Prompt:
Give back every record that follows, exactly as written.

Entries from a dataset of interfaces
-- Opening Marker --
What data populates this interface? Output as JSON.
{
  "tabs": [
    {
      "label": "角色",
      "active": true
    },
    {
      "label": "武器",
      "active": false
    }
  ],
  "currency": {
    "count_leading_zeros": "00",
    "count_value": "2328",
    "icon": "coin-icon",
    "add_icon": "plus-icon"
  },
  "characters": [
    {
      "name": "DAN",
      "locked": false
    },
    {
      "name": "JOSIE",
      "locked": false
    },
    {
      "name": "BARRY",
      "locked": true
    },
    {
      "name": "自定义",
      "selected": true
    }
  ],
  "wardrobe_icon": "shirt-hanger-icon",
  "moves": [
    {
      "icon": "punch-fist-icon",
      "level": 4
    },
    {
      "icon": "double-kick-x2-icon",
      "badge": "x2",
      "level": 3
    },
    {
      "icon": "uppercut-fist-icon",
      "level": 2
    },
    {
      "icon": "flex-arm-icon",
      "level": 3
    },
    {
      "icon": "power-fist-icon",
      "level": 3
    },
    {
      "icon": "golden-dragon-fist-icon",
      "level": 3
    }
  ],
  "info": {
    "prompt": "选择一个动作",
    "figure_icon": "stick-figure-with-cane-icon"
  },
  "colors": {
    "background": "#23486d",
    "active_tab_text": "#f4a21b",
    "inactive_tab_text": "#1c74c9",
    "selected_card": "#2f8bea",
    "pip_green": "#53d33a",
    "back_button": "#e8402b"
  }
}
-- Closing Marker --
Finished exercise:
What data populates this interface? Output as JSON.
{
  "tabs": [
    {
      "label": "角色",
      "active": true
    },
    {
      "label": "武器",
      "active": false
    }
  ],
  "currency": {
    "count_leading_zeros": "00",
    "count_value": "2328",
    "icon": "coin-icon",
    "add_icon": "plus-icon"
  },
  "characters": [
    {
      "name": "DAN",
      "locked": false
    },
    {
      "name": "JOSIE",
      "locked": false
    },
    {
      "name": "BARRY",
      "locked": true
    },
    {
      "name": "自定义",
      "selected": true
    }
  ],
  "wardrobe_icon": "shirt-hanger-icon",
  "moves": [
    {
      "icon": "punch-fist-icon",
      "level": 4
    },
    {
      "icon": "double-kick-x2-icon",
      "badge": "x2",
      "level": 3
    },
    {
      "icon": "uppercut-fist-icon",
      "level": 2
    },
    {
      "icon": "flex-arm-icon",
      "level": 3
    },
    {
      "icon": "power-fist-icon",
      "level": 3
    },
    {
      "icon": "golden-dragon-fist-icon",
      "level": 3
    }
  ],
  "info": {
    "prompt": "选择一个动作",
    "figure_icon": "stick-figure-with-cane-icon"
  },
  "colors": {
    "background": "#23486d",
    "active_tab_text": "#f4a21b",
    "inactive_tab_text": "#1c74c9",
    "selected_card": "#2f8bea",
    "pip_green": "#53d33a",
    "back_button": "#e8402b"
  }
}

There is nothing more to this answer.